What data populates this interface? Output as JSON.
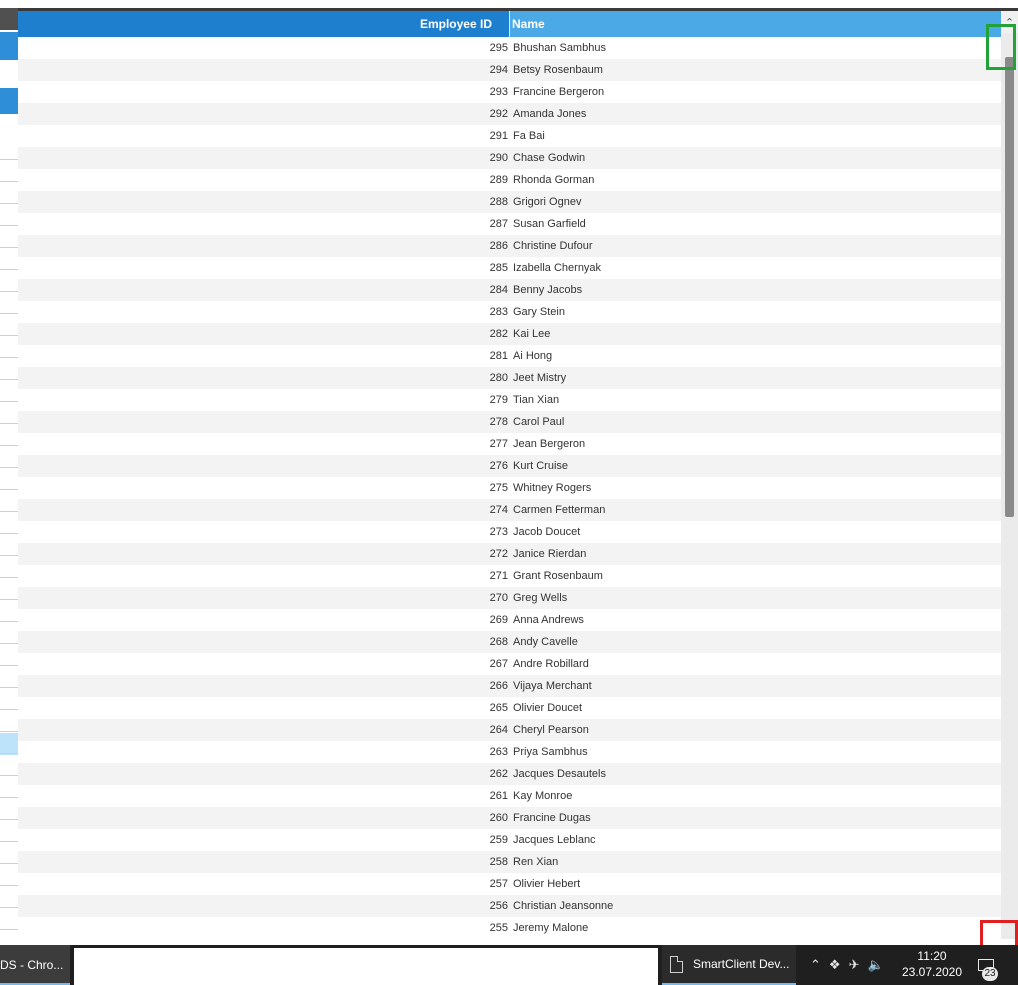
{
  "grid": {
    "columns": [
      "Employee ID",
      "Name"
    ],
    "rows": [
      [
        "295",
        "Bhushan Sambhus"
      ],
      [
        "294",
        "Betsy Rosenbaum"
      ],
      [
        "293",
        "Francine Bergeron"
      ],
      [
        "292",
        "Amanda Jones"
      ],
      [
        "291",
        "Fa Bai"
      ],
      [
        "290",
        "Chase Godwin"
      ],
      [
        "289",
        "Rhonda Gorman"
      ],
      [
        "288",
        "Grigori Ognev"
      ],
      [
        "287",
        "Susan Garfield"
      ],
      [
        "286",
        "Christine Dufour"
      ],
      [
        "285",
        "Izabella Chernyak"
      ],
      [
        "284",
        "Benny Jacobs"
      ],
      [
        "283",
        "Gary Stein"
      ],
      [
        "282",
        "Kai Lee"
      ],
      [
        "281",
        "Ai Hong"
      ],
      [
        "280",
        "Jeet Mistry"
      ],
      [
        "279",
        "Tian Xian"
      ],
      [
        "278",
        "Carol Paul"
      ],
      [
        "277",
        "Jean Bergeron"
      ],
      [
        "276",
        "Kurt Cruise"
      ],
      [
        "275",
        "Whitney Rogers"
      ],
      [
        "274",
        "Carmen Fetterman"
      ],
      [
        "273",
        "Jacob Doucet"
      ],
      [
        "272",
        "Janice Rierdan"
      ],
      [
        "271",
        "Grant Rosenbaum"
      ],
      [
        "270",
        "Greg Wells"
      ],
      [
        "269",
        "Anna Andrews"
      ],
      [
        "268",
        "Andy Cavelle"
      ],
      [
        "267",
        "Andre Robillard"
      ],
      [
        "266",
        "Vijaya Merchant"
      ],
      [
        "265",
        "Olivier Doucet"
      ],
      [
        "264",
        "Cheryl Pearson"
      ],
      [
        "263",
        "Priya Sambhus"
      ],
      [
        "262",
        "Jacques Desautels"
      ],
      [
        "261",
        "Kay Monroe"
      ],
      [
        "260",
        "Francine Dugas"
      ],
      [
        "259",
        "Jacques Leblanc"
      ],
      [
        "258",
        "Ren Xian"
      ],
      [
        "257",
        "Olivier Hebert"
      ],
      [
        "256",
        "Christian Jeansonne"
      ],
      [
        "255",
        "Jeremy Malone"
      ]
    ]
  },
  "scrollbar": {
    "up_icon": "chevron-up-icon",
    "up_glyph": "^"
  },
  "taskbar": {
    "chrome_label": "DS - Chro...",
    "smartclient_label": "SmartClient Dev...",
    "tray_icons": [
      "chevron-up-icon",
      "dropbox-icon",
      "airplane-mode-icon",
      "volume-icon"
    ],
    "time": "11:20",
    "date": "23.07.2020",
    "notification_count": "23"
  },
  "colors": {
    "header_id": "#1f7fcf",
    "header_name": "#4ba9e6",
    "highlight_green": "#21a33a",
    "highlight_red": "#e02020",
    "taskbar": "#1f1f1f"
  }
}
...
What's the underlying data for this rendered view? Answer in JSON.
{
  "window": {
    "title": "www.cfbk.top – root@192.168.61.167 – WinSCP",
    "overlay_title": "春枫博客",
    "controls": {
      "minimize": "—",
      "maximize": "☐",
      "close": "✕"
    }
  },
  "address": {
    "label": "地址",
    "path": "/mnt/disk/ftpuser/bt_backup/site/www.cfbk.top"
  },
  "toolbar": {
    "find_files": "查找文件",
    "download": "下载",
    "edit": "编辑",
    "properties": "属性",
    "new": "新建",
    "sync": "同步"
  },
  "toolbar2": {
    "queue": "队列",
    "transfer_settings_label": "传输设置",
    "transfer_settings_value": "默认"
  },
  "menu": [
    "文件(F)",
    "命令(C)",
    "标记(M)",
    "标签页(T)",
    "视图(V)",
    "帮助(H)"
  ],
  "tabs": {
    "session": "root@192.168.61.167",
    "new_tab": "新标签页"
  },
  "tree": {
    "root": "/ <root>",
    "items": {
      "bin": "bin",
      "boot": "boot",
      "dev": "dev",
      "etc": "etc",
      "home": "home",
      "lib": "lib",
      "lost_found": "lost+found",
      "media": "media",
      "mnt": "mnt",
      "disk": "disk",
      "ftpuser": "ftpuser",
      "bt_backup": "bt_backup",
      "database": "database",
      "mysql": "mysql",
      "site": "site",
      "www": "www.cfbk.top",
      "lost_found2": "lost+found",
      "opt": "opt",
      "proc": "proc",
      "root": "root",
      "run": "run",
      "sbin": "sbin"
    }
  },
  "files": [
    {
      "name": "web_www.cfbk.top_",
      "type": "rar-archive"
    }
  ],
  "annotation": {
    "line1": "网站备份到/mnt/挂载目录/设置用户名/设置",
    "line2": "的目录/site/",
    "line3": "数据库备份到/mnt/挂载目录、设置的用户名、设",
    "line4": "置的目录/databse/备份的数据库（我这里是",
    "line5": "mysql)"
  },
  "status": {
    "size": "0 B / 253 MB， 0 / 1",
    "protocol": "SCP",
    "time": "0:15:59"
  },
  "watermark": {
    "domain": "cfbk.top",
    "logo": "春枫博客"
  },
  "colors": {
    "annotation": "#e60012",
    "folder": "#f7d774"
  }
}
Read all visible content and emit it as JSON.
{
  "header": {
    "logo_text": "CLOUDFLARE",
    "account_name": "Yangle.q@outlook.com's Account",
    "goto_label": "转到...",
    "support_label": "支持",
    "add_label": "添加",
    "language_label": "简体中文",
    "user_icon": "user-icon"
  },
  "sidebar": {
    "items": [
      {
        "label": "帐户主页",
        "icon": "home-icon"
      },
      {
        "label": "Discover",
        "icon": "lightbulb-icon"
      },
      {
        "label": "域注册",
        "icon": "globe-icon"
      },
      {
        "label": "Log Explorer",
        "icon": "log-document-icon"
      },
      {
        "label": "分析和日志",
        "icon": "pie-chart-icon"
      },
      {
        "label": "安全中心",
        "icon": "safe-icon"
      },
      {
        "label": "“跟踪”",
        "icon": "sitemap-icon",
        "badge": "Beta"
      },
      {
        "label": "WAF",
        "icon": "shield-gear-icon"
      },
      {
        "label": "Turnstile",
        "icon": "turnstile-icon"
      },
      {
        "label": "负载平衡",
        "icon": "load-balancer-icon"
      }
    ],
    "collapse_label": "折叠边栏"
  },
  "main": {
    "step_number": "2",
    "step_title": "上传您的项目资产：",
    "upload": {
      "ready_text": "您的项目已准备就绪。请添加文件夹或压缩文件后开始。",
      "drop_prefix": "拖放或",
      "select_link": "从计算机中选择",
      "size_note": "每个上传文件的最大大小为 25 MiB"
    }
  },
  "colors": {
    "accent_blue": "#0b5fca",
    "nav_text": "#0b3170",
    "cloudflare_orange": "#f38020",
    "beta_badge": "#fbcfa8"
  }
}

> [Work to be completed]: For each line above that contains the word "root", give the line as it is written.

> [Written solution]:
    "title": "www.cfbk.top – root@192.168.61.167 – WinSCP",
    "session": "root@192.168.61.167",
    "root": "/ <root>",
      "root": "root",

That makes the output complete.